Blogging at the New Republic on the Big Dance

March 14, 2007 by


The Wages of Wins authors were asked by The New Republic to blog about the NCAA basketball tournament. You can read what all the various bloggers said at Posting Up: TNR on March Madness. Or if you just want to read what Stacey and Dave had to see you can read on here. HOW ABOUT […]

Steroids Comes to Sports Economics

March 14, 2007 by


As I mentioned on Monday, The Baseball Economist is a wonderful book. As you read it you are impressed with the number of surprising topics where JC Bradbury has applied economics. For example, there is the steroids issue. Apparently we are living in the steroids age in baseball. Home runs have risen dramatically in recent […]
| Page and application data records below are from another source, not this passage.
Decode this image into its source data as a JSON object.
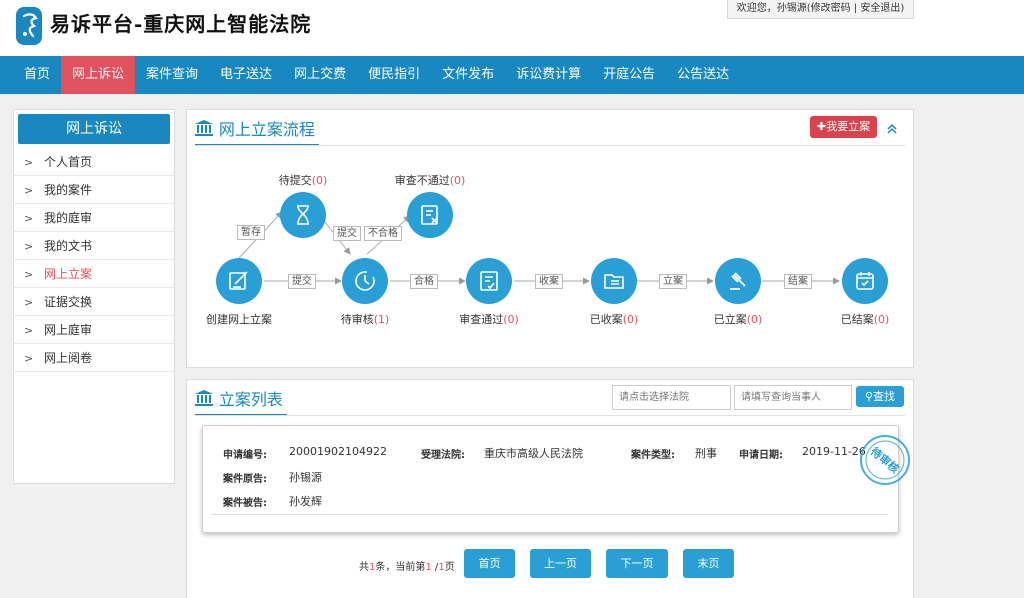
{
  "header": {
    "site_title": "易诉平台-重庆网上智能法院",
    "welcome_prefix": "欢迎您，孙锡源",
    "change_password": "(修改密码",
    "separator": " | ",
    "logout": "安全退出)"
  },
  "nav": {
    "items": [
      "首页",
      "网上诉讼",
      "案件查询",
      "电子送达",
      "网上交费",
      "便民指引",
      "文件发布",
      "诉讼费计算",
      "开庭公告",
      "公告送达"
    ],
    "active_index": 1
  },
  "sidebar": {
    "title": "网上诉讼",
    "items": [
      "个人首页",
      "我的案件",
      "我的庭审",
      "我的文书",
      "网上立案",
      "证据交换",
      "网上庭审",
      "网上阅卷"
    ],
    "active_index": 4
  },
  "flow_panel": {
    "title": "网上立案流程",
    "apply_button": "我要立案",
    "nodes": {
      "create": {
        "label": "创建网上立案",
        "count": ""
      },
      "to_submit": {
        "label": "待提交",
        "count": "(0)"
      },
      "review_fail": {
        "label": "审查不通过",
        "count": "(0)"
      },
      "pending_review": {
        "label": "待审核",
        "count": "(1)"
      },
      "review_pass": {
        "label": "审查通过",
        "count": "(0)"
      },
      "received": {
        "label": "已收案",
        "count": "(0)"
      },
      "filed": {
        "label": "已立案",
        "count": "(0)"
      },
      "closed": {
        "label": "已结案",
        "count": "(0)"
      }
    },
    "edges": {
      "save": "暂存",
      "submit_a": "提交",
      "submit_b": "提交",
      "fail": "不合格",
      "pass": "合格",
      "receive": "收案",
      "file": "立案",
      "close": "结案"
    }
  },
  "list_panel": {
    "title": "立案列表",
    "court_placeholder": "请点击选择法院",
    "party_placeholder": "请填写查询当事人",
    "search_button": "查找",
    "case": {
      "apply_no_label": "申请编号:",
      "apply_no": "20001902104922",
      "court_label": "受理法院:",
      "court": "重庆市高级人民法院",
      "type_label": "案件类型:",
      "type": "刑事",
      "date_label": "申请日期:",
      "date": "2019-11-26",
      "plaintiff_label": "案件原告:",
      "plaintiff": "孙锡源",
      "defendant_label": "案件被告:",
      "defendant": "孙发辉",
      "status_stamp": "待审核"
    }
  },
  "pagination": {
    "total_prefix": "共",
    "total": "1",
    "total_suffix": "条，当前第",
    "current": "1",
    "slash": " /",
    "pages": "1",
    "page_suffix": "页",
    "first": "首页",
    "prev": "上一页",
    "next": "下一页",
    "last": "末页"
  },
  "colors": {
    "primary": "#1a88c0",
    "node": "#2a9fd6",
    "accent_red": "#e0525d"
  }
}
The Curry Scoring Illusion

March 13, 2007 by


The big news in the NBA this week is that Isiah Thomas has passed his test. Observers – such as Jonathan Weiler of the Sports Media Review – wonder about the grading criteria of James Dolan (Isiah’s boss). Let’s review some basic facts about this team. The payroll, according to, is currently $117 million, […]

Win Score Stats and Other News
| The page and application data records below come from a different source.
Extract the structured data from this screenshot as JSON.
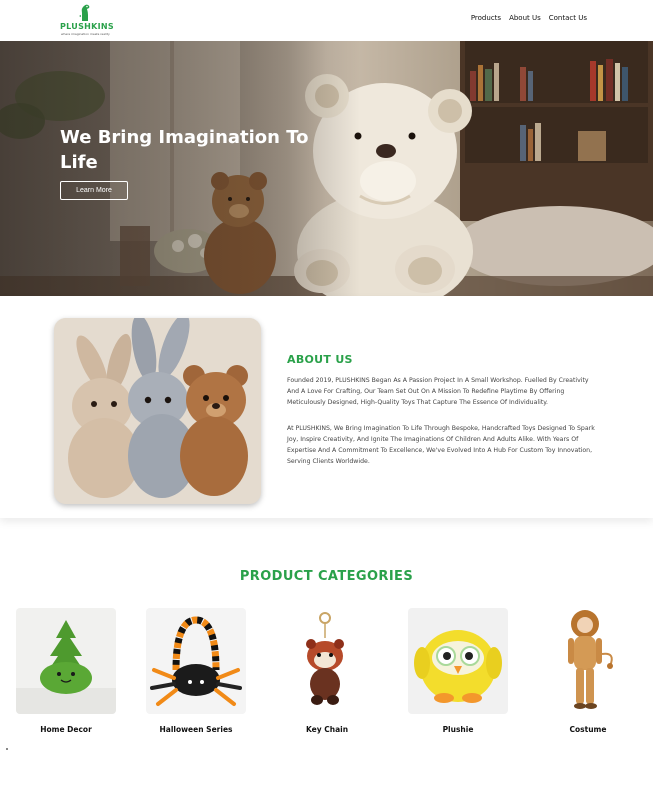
{
  "header": {
    "logo_text": "PLUSHKINS",
    "logo_tagline": "where imagination meets reality",
    "nav": [
      "Products",
      "About Us",
      "Contact Us"
    ]
  },
  "hero": {
    "title": "We Bring Imagination To Life",
    "button_label": "Learn More"
  },
  "about": {
    "title": "ABOUT US",
    "paragraph1": "Founded 2019, PLUSHKINS Began As A Passion Project In A Small Workshop. Fuelled By Creativity And A Love For Crafting, Our Team Set Out On A Mission To Redefine Playtime By Offering Meticulously Designed, High-Quality Toys That Capture The Essence Of Individuality.",
    "paragraph2": "At PLUSHKINS, We Bring Imagination To Life Through Bespoke, Handcrafted Toys Designed To Spark Joy, Inspire Creativity, And Ignite The Imaginations Of Children And Adults Alike. With Years Of Expertise And A Commitment To Excellence, We've Evolved Into A Hub For Custom Toy Innovation, Serving Clients Worldwide."
  },
  "categories": {
    "title": "PRODUCT CATEGORIES",
    "items": [
      {
        "label": "Home Decor",
        "icon": "green-tree-plush-icon"
      },
      {
        "label": "Halloween Series",
        "icon": "spider-basket-icon"
      },
      {
        "label": "Key Chain",
        "icon": "red-panda-keychain-icon"
      },
      {
        "label": "Plushie",
        "icon": "yellow-owl-plush-icon"
      },
      {
        "label": "Costume",
        "icon": "lion-costume-icon"
      }
    ]
  },
  "colors": {
    "brand_green": "#2aa14a",
    "text_dark": "#111111",
    "hero_text": "#ffffff"
  }
}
March 12, 2007 by


Normally I do one post a day. But a few things have been posted around the web that I thought I would mention. 1. On-Line Win Score Stats By far, this is the most important. Jason Chandler of NBA Babble and Win Score has created Win Score Stats, which is a site that will allow […]

Sabernomics Takes the Stage

March 12, 2007 by


Thursday is the big day. The Baseball Economist (The Real Game Exposed) – JC Bradbury’s first book – is finally released on March 15. In honor of this event, The Wages of Wins Journal is going to devote this week to Sabernomics – or the combination of sabermetrics and economics JC Bradbury has created. Overview […]

Talking with Henry Abbott and a Comment about Model Building

March 10, 2007 by


Last Thursday evening Henry Abbott of sent me an e-mail asking for my thoughts on a recent conversation Abbott had with Bill Simmons. What follows are these thoughts, which mostly center on what I think the primary task models are supposed to accomplish (hopefully this lengthy essay is more interesting than that last sentence). […]

Maybe it is McGrady?

March 9, 2007 by


The response to yesterday’s comment on Dikembe Mutombo has centered on the value of Tracy McGrady. People have noted that McGrady came back from injury just when Yao Ming was injured. So maybe it was McGrady that allowed the Rockets to stay afloat without Yao (or Ming, or Yao Ming – there has been some […]

The Surprising Mount Mutombo

March 8, 2007 by


On December 23rd Yao Ming fractured his leg. As a result, he missed the next 32 games. One would expect that losing a center that John Hollinger has named as the most likely current big man to be listed someday as one of the top ten centers of all time (insider only) would severely harm […]

Ranking the NBA Again

March 7, 2007 by


The Chicago Bulls in 1995-96 won 72 games, finishing with a winning percentage of 0.878. This mark currently ranks as the best regular season in history, surpassing the Los Angeles Lakers who finished the 1971-72 season with 69 victories (and a 0.841 winning percentage). After 60 games the Dallas Mavericks have won 51 times, for […]

Mediocrity in Milwaukee and Number One Choices the Second Time Around

March 6, 2007 by


With yesterday’s comment on the 76ers, there is now only one NBA team I have not commented on this season. And that team is the Milwaukee Bucks. Milwaukee History Two decades ago the Milwaukee Bucks finished the 1986-87 campaign with 50 victories. This marked the seventh consecutive season the Bucks won at least 50 games, […]